But the striker in form at the moment is teenage striker Max Dean.  Signed from Leeds, the 19 year-old has begun to hit his stride, with 5 goals in his last 7 games

Mohamed Eisa - Forward - Men's Team - Milton Keynes Dons

Mo Eisa

Dean completes switch to MK Dons from Leeds United

Max Dean is MK’s striker in form.  

What are they thinking?

Check out the thoughts of MK Dons fans on the forum mk dons forum

The Club

MK Dons were formed in 2004 in controversial circumstances.  Wimbledon FC relocated to Milton Keynes, having had to play their league games at Selhurst Park for a while, following them going into administration in 2003.  Wimbledon fans mostly refused to follow the club to Milton Keynes and the acrimony has increased over the years with many urging the EFL to do something to prevent the ‘franchising’ of clubs out of their local area.

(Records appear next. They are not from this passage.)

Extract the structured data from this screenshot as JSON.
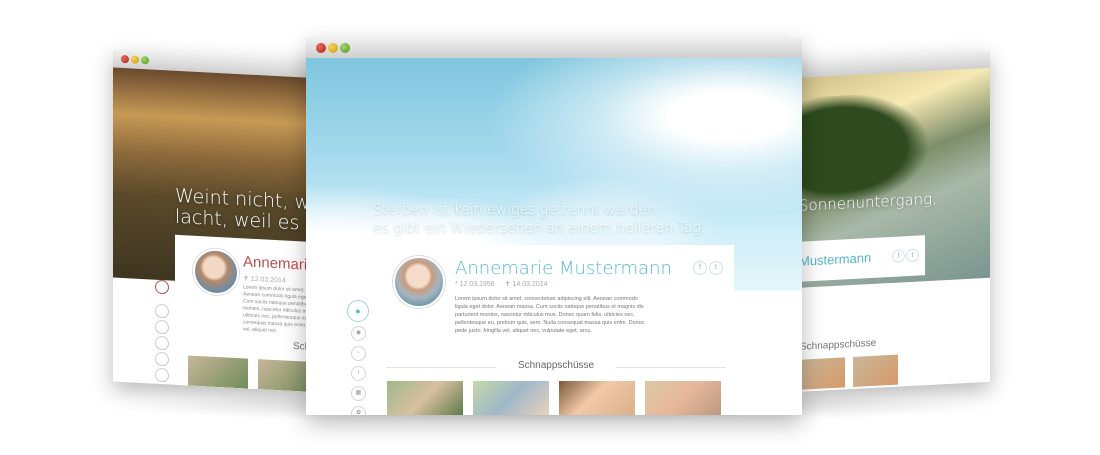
{
  "left_window": {
    "quote": "Weint nicht, weil ich\nlacht, weil es schön",
    "name": "Annemarie Mustermann",
    "date": "✝ 12.03.2014",
    "lorem": "Lorem ipsum dolor sit amet, consectetuer adipiscing elit. Aenean commodo ligula eget dolor. Aenean massa. Cum sociis natoque penatibus et magnis dis parturient montes, nascetur ridiculus mus. Donec quam felis, ultricies nec, pellentesque eu, pretium quis, sem. Nulla consequat massa quis enim. Donec pede justo, fringilla vel, aliquet nec.",
    "snap_title": "Schnappschüsse"
  },
  "right_window": {
    "quote": "Sonnenuntergang,",
    "name": "Mustermann",
    "snap_title": "Schnappschüsse"
  },
  "center_window": {
    "quote_line1": "Sterben ist kein ewiges getrennt werden;",
    "quote_line2": "es gibt ein Wiedersehen an einem helleren Tag.",
    "name": "Annemarie Mustermann",
    "birth": "* 12.03.1956",
    "death": "✝ 14.03.2014",
    "lorem": "Lorem ipsum dolor sit amet, consectetuer adipiscing elit. Aenean commodo ligula eget dolor. Aenean massa. Cum sociis natoque penatibus et magnis dis parturient montes, nascetur ridiculus mus. Donec quam felis, ultricies nec, pellentesque eu, pretium quis, sem. Nulla consequat massa quis enim. Donec pede justo, fringilla vel, aliquet nec, vulputate eget, arcu.",
    "snap_title": "Schnappschüsse",
    "social": {
      "facebook": "f",
      "twitter": "t"
    },
    "sidebar_icons": [
      "person-icon",
      "camera-icon",
      "document-icon",
      "info-icon",
      "calendar-icon",
      "flower-icon"
    ]
  },
  "colors": {
    "accent_blue": "#5bbad0",
    "accent_red": "#b9504d"
  }
}
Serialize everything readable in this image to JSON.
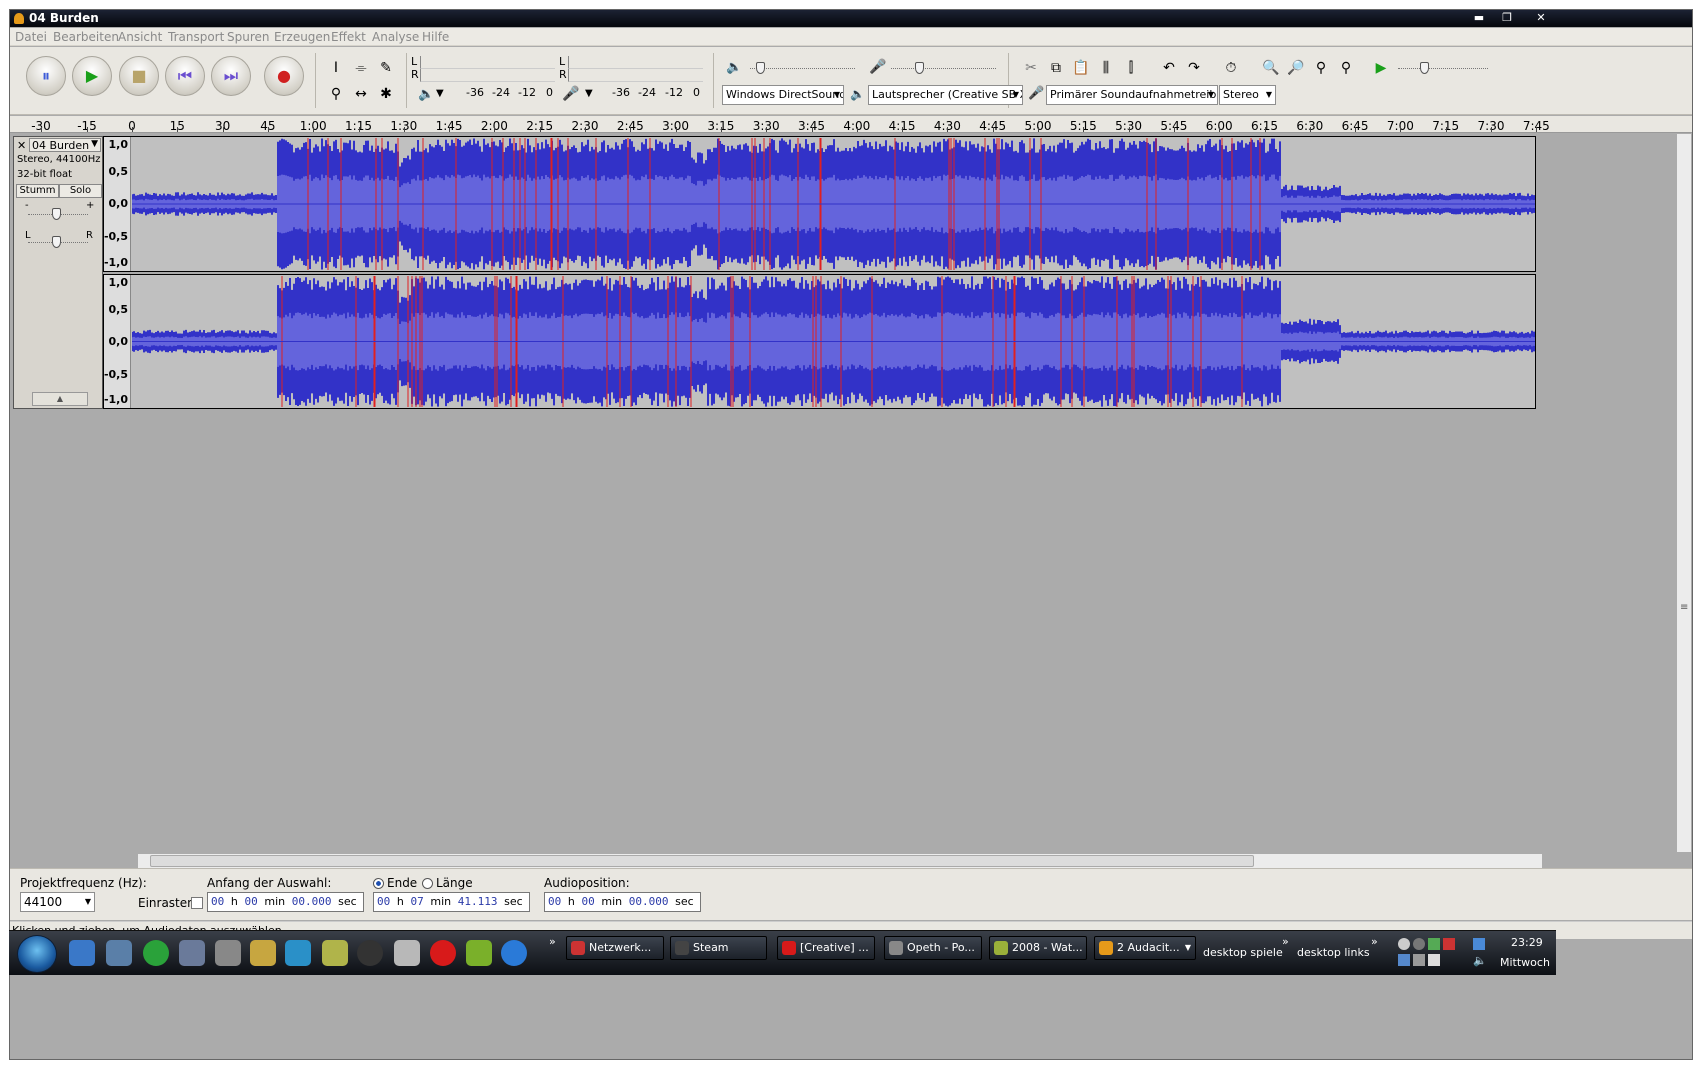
{
  "window": {
    "title": "04 Burden",
    "minimize": "▬",
    "maximize": "❐",
    "close": "✕"
  },
  "menu": [
    "Datei",
    "Bearbeiten",
    "Ansicht",
    "Transport",
    "Spuren",
    "Erzeugen",
    "Effekt",
    "Analyse",
    "Hilfe"
  ],
  "transport": {
    "pause": "⏸",
    "play": "▶",
    "stop": "■",
    "skip_start": "⏮",
    "skip_end": "⏭",
    "record": "●"
  },
  "tools": {
    "select": "I",
    "envelope": "⌯",
    "draw": "✎",
    "zoom": "⚲",
    "timeshift": "↔",
    "multi": "✱"
  },
  "meters": {
    "L": "L",
    "R": "R",
    "ticks": [
      "-36",
      "-24",
      "-12",
      "0"
    ],
    "ticks2": [
      "-36",
      "-24",
      "-12",
      "0"
    ]
  },
  "devices": {
    "host": "Windows DirectSound",
    "output": "Lautsprecher (Creative SB X-F",
    "input": "Primärer Soundaufnahmetreiber",
    "channels": "Stereo"
  },
  "ruler": {
    "labels": [
      "-30",
      "-15",
      "0",
      "15",
      "30",
      "45",
      "1:00",
      "1:15",
      "1:30",
      "1:45",
      "2:00",
      "2:15",
      "2:30",
      "2:45",
      "3:00",
      "3:15",
      "3:30",
      "3:45",
      "4:00",
      "4:15",
      "4:30",
      "4:45",
      "5:00",
      "5:15",
      "5:30",
      "5:45",
      "6:00",
      "6:15",
      "6:30",
      "6:45",
      "7:00",
      "7:15",
      "7:30",
      "7:45"
    ]
  },
  "track": {
    "name": "04 Burden",
    "format": "Stereo, 44100Hz",
    "depth": "32-bit float",
    "mute": "Stumm",
    "solo": "Solo",
    "gain_minus": "-",
    "gain_plus": "+",
    "pan_left": "L",
    "pan_right": "R",
    "collapse": "▲",
    "close": "✕",
    "menu": "▼",
    "scale": [
      "1,0",
      "0,5",
      "0,0",
      "-0,5",
      "-1,0"
    ],
    "wave_color": "#3232c8",
    "wave_rms_color": "#6464dc",
    "clip_color": "#e02020"
  },
  "selection": {
    "rate_label": "Projektfrequenz (Hz):",
    "rate": "44100",
    "snap_label": "Einrasten",
    "start_label": "Anfang der Auswahl:",
    "end_radio": "Ende",
    "length_radio": "Länge",
    "pos_label": "Audioposition:",
    "start": {
      "h": "00",
      "m": "00",
      "s": "00.000",
      "u_h": "h",
      "u_m": "min",
      "u_s": "sec"
    },
    "end": {
      "h": "00",
      "m": "07",
      "s": "41.113",
      "u_h": "h",
      "u_m": "min",
      "u_s": "sec"
    },
    "pos": {
      "h": "00",
      "m": "00",
      "s": "00.000",
      "u_h": "h",
      "u_m": "min",
      "u_s": "sec"
    }
  },
  "status": "Klicken und ziehen, um Audiodaten auszuwählen",
  "taskbar": {
    "tasks": [
      "Netzwerk...",
      "Steam",
      "[Creative] ...",
      "Opeth - Po...",
      "2008 - Wat...",
      "2 Audacit..."
    ],
    "toolbar1": "desktop spiele",
    "toolbar2": "desktop links",
    "chev": "»",
    "time": "23:29",
    "day": "Mittwoch"
  }
}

MK and the resurrected AFC Wimbledon were both in League 1 last season before Wimbledon were relegated to League 2.  The London club refused for a long time to recognise the ‘Dons’ part of MK Dons (only ever publishing or announcing their name as ‘Milton Keynes’).  Eventually, the EFL stepped in to insist that they used the full name.  Stadium announcers at Wimbledon seem to have found a workaround recently.  When half-times and results are being announced, and you hear that ‘Doncaster are winning 2-0’, you’ll have to work it out for yourself that they must have been playing MK Dons!  Bitter memories run deep!

MK Don’s greatest Academy product, Dele Alli, was sold to Spurs for an initial £5m in 2015.

Pin di Don Skilbeck su English Football Club Mascots. | Mucche, Hockey su prato, Vitellini

Donny & Mooie, the MK Don’s mascots.  Stadium MK’s South Stand is also known as the Cowshed.  Milton Keynes is also known for an artwork of 6 concrete cows installed on one of its roundabouts in 1978.

The City

The only other professional football club in Buckinghamshire is Wycombe Wanderers.

Milton Keynes was formed as a ‘New Town’ in the late 1960’s and has now grown to have a population of 250,000 people.  The town, which became a city in 2022, is built on a grid system of streets surrounded by ring roads and (many!) roundabouts.

The stadium is very close to the village of Bletchley and less than a mile from the WW2 codebreaking location of Bletchley Park, now home to a wartime museum.

Bletchley Park, where the enigma code was broken in World War II.

Milton Keynes - Home of the Mini Concrete Cows

Concrete cows in Milton Keynes!